From Delivering Content to Cultivating Relationships

The_Ordination_of_Bishop_AsburyModern church culture was created during the age of literacy and mass printing. That 500 year culture highly valued expert knowledge that was authorized by institutional credentials. The Authorized Version of the Bible (AKA – King James Version), a degree from seminary along with professional credentials – ordination by a state church or national denomination were what gave people confidence that trustworthy information was being taught.

In this post-modern era, information comes at us in relentless tsunami after tsunami, every single day, overwhelming out ability to process and filter it all. We are now more likely to choose sources after our own heart than to trust in an institutionally authorized account of reality.

This is the context of our church today. But we have scarcely adjusted to the emerging needs people are now experiencing. Someday trust may be restored in institutional authorities, but until it does there is a change church leaders would be wise to embrace.

Churches that thrive today have begun to build new foundations of trust that generate confidence, faith and hope. They begin with love.

          “People don’t care what you know until they know that you care.”

PassionThese churches are shifting the focus of their prayers and planning to make sure they root all their communications and their action in the work of cultivating deepening, loving relationships. They’ve come to recognize that people are much more likely to be motivated to sit down with a group of people who they love and who they know loves them than they are to seek out a brilliant sermon to listen to. They can hear any of ten thousand sermons on their smartphone. But the people who love them likely can be numbered on the fingers of one hand.

Let’s be very clear. Greeters at the door of our church aren’t sufficient to communicate that kind of love. Our church will only deliver that kind of loving relationship when you and I go out and spend conversational time with people where they live, work, play, study, eat and serve. Until we implement a plan to do that, our church is living in the past.

The very first step is beginning to talk with strangers. More about that next time.

Yours in Christ,

Steve James

Add Comment

Required fields are marked *. Your email address will not be published.

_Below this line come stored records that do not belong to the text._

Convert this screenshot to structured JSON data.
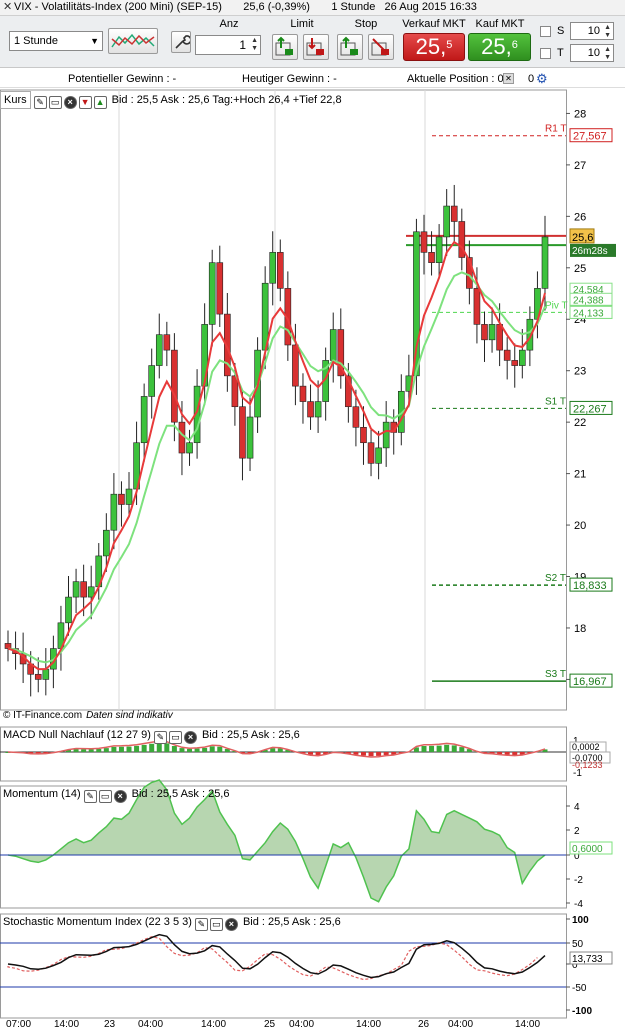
{
  "window": {
    "title": "VIX - Volatilitäts-Index (200 Mini) (SEP-15)",
    "price_change": "25,6 (-0,39%)",
    "interval": "1 Stunde",
    "datetime": "26 Aug 2015 16:33"
  },
  "toolbar": {
    "timeframe": "1 Stunde",
    "anz_label": "Anz",
    "quantity": "1",
    "limit_label": "Limit",
    "stop_label": "Stop",
    "sell_label": "Verkauf MKT",
    "buy_label": "Kauf MKT",
    "sell_price_main": "25,",
    "sell_price_sup": "5",
    "buy_price_main": "25,",
    "buy_price_sup": "6",
    "s_label": "S",
    "t_label": "T",
    "s_value": "10",
    "t_value": "10"
  },
  "info": {
    "potential_gain": "Potentieller Gewinn : -",
    "today_gain": "Heutiger Gewinn : -",
    "position": "Aktuelle Position : 0",
    "position_end": "0"
  },
  "price_panel": {
    "label": "Kurs",
    "header": "Bid : 25,5 Ask : 25,6 Tag:+Hoch 26,4 +Tief 22,8",
    "last_price": "25,6",
    "countdown": "26m28s",
    "ma_labels": [
      "24,584",
      "24,388",
      "24,133"
    ],
    "footnote_brand": "© IT-Finance.com",
    "footnote_text": "Daten sind indikativ",
    "pivots": [
      {
        "name": "R1 T",
        "value": "27,567",
        "color": "#d02020",
        "level": 27.567
      },
      {
        "name": "Piv T",
        "value": "24,133",
        "color": "#4fd64f",
        "level": 24.133
      },
      {
        "name": "S1 T",
        "value": "22,267",
        "color": "#1a7a1a",
        "level": 22.267
      },
      {
        "name": "S2 T",
        "value": "18,833",
        "color": "#1a7a1a",
        "level": 18.833
      },
      {
        "name": "S3 T",
        "value": "16,967",
        "color": "#1a7a1a",
        "level": 16.967
      }
    ]
  },
  "macd_panel": {
    "label": "MACD Null Nachlauf (12 27 9)",
    "header": "Bid : 25,5 Ask : 25,6",
    "value1": "0,0002",
    "value2": "-0,0700",
    "value3": "-0,1233"
  },
  "momentum_panel": {
    "label": "Momentum (14)",
    "header": "Bid : 25,5 Ask : 25,6",
    "value": "0,6000"
  },
  "stoch_panel": {
    "label": "Stochastic Momentum Index (22 3 5 3)",
    "header": "Bid : 25,5 Ask : 25,6",
    "value": "13,733"
  },
  "chart_data": {
    "type": "candlestick",
    "y_range": [
      16.6,
      28.3
    ],
    "y_ticks": [
      "28",
      "27",
      "26",
      "25",
      "24",
      "23",
      "22",
      "21",
      "20",
      "19",
      "18",
      "17"
    ],
    "macd_ticks": [
      "1",
      "0",
      "-1"
    ],
    "momentum_ticks": [
      "4",
      "2",
      "0",
      "-2",
      "-4"
    ],
    "stoch_ticks": [
      "100",
      "50",
      "0",
      "-50",
      "-100"
    ],
    "x_labels": [
      "07:00",
      "14:00",
      "23",
      "04:00",
      "14:00",
      "25",
      "04:00",
      "14:00",
      "26",
      "04:00",
      "14:00"
    ],
    "close": [
      17.6,
      17.5,
      17.3,
      17.1,
      17.0,
      17.2,
      17.6,
      18.1,
      18.6,
      18.9,
      18.6,
      18.8,
      19.4,
      19.9,
      20.6,
      20.4,
      20.7,
      21.6,
      22.5,
      23.1,
      23.7,
      23.4,
      22.0,
      21.4,
      21.6,
      22.7,
      23.9,
      25.1,
      24.1,
      22.9,
      22.3,
      21.3,
      22.1,
      23.4,
      24.7,
      25.3,
      24.6,
      23.5,
      22.7,
      22.4,
      22.1,
      22.4,
      23.2,
      23.8,
      22.9,
      22.3,
      21.9,
      21.6,
      21.2,
      21.5,
      22.0,
      21.8,
      22.6,
      22.9,
      25.7,
      25.3,
      25.1,
      25.6,
      26.2,
      25.9,
      25.2,
      24.6,
      23.9,
      23.6,
      23.9,
      23.4,
      23.2,
      23.1,
      23.4,
      24.0,
      24.6,
      25.6
    ],
    "ma_fast": [
      17.6,
      17.55,
      17.45,
      17.3,
      17.2,
      17.2,
      17.33,
      17.58,
      17.92,
      18.25,
      18.37,
      18.51,
      18.8,
      19.17,
      19.65,
      19.9,
      20.17,
      20.65,
      21.27,
      21.88,
      22.49,
      22.79,
      22.53,
      22.15,
      21.97,
      22.21,
      22.77,
      23.55,
      23.73,
      23.45,
      23.07,
      22.48,
      22.35,
      22.7,
      23.36,
      24.01,
      24.21,
      24.0,
      23.57,
      23.18,
      22.82,
      22.68,
      22.85,
      23.17,
      23.08,
      22.82,
      22.51,
      22.21,
      21.87,
      21.75,
      21.83,
      21.82,
      22.06,
      22.34,
      23.46,
      24.07,
      24.42,
      24.81,
      25.3,
      25.5,
      25.4,
      25.14,
      24.72,
      24.35,
      24.2,
      23.93,
      23.69,
      23.49,
      23.46,
      23.64,
      23.96,
      24.51
    ],
    "ma_slow": [
      17.6,
      17.58,
      17.52,
      17.45,
      17.36,
      17.33,
      17.38,
      17.53,
      17.72,
      17.96,
      18.09,
      18.24,
      18.5,
      18.78,
      19.14,
      19.38,
      19.63,
      20.04,
      20.56,
      21.06,
      21.58,
      21.93,
      21.93,
      21.76,
      21.65,
      21.87,
      22.36,
      22.98,
      23.2,
      23.14,
      22.96,
      22.61,
      22.5,
      22.71,
      23.16,
      23.63,
      23.86,
      23.79,
      23.55,
      23.32,
      23.09,
      22.99,
      23.05,
      23.2,
      23.14,
      22.98,
      22.78,
      22.56,
      22.29,
      22.14,
      22.13,
      22.07,
      22.17,
      22.32,
      23.0,
      23.47,
      23.81,
      24.17,
      24.58,
      24.84,
      24.91,
      24.85,
      24.67,
      24.47,
      24.35,
      24.15,
      23.96,
      23.79,
      23.71,
      23.75,
      23.91,
      24.25
    ]
  }
}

You may use these HTML tags and attributes: <a href="" title=""> <abbr title=""> <acronym title=""> <b> <blockquote cite=""> <cite> <code> <del datetime=""> <em> <i> <q cite=""> <s> <strike> <strong>